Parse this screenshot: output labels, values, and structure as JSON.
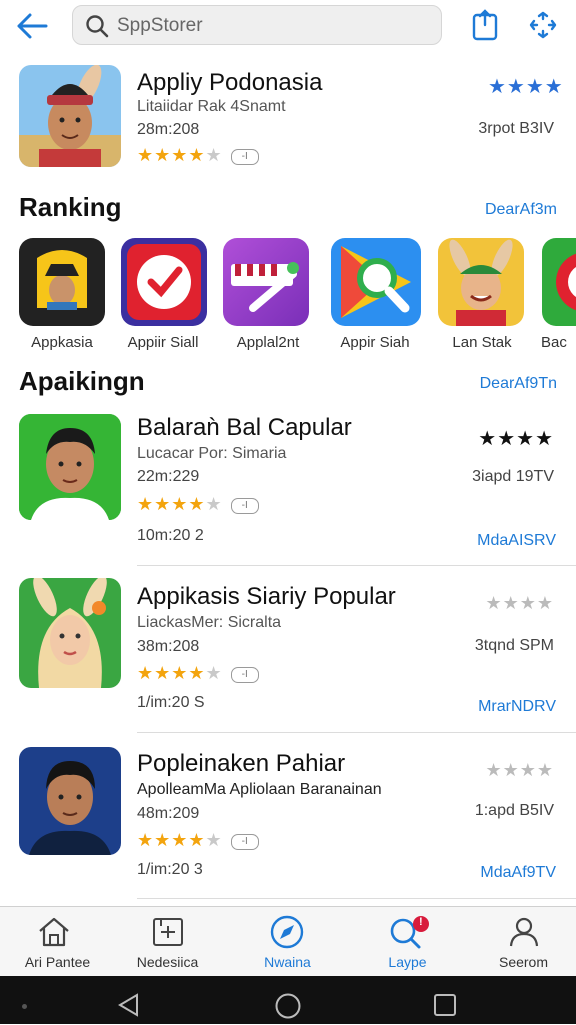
{
  "search": {
    "placeholder": "SppStorer"
  },
  "featured": {
    "title": "Appliy Podonasia",
    "subtitle": "Litaiidar Rak 4Snamt",
    "meta": "28m:208",
    "right_meta": "3rpot B3IV",
    "stars": 4.5,
    "chip": "-I",
    "star_color": "#2a6fd6"
  },
  "ranking": {
    "title": "Ranking",
    "link": "DearAf3m",
    "items": [
      {
        "label": "Appkasia",
        "icon": "portrait-hat-icon",
        "bg": "#222222"
      },
      {
        "label": "Appiir Siall",
        "icon": "red-heart-check-icon",
        "bg": "#d91c2a"
      },
      {
        "label": "Applal2nt",
        "icon": "piano-keyboard-icon",
        "bg": "#8a3fc8"
      },
      {
        "label": "Appir Siah",
        "icon": "play-search-icon",
        "bg": "#2c8ff0"
      },
      {
        "label": "Lan Stak",
        "icon": "bunny-character-icon",
        "bg": "#f2c33a"
      },
      {
        "label": "Bac",
        "icon": "red-circle-icon",
        "bg": "#2faa3c"
      }
    ]
  },
  "apps": {
    "title": "Apaikingn",
    "link": "DearAf9Tn",
    "items": [
      {
        "title": "Balaraǹ Bal Capular",
        "subtitle": "Lucacar Por: Simaria",
        "meta": "22m:229",
        "size": "10m:20 2",
        "right_meta": "3iapd 19TV",
        "link": "MdaAISRV",
        "stars": 4,
        "top_stars": "★★★★",
        "top_stars_color": "#111111",
        "chip": "-I",
        "thumb_bg": "#2fa32f"
      },
      {
        "title": "Appikasis Siariy Popular",
        "subtitle": "LiackasMer: Sicralta",
        "meta": "38m:208",
        "size": "1/im:20 S",
        "right_meta": "3tqnd SPM",
        "link": "MrarNDRV",
        "stars": 4,
        "top_stars": "★★★★",
        "top_stars_color": "#bbbbbb",
        "chip": "-I",
        "thumb_bg": "#2e9e3a"
      },
      {
        "title": "Popleinaken Pahiar",
        "subtitle": "ApolleamMa Apliolaan  Baranainan",
        "meta": "48m:209",
        "size": "1/im:20 3",
        "right_meta": "1:apd B5IV",
        "link": "MdaAf9TV",
        "stars": 4.5,
        "top_stars": "★★★★",
        "top_stars_color": "#bbbbbb",
        "chip": "-I",
        "thumb_bg": "#1d3f8a"
      }
    ]
  },
  "nav": [
    {
      "label": "Ari Pantee",
      "icon": "home-icon"
    },
    {
      "label": "Nedesiica",
      "icon": "book-icon"
    },
    {
      "label": "Nwaina",
      "icon": "compass-icon",
      "active": true
    },
    {
      "label": "Laype",
      "icon": "search-badge-icon",
      "badge": "!"
    },
    {
      "label": "Seerom",
      "icon": "profile-icon"
    }
  ],
  "colors": {
    "accent": "#1e7ad6",
    "star": "#f3a40e",
    "badge": "#d81b3c"
  }
}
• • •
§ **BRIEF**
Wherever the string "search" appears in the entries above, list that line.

§ **OUTPUT BELOW**
  "search": {
        "icon": "play-search-icon",
      "icon": "search-badge-icon",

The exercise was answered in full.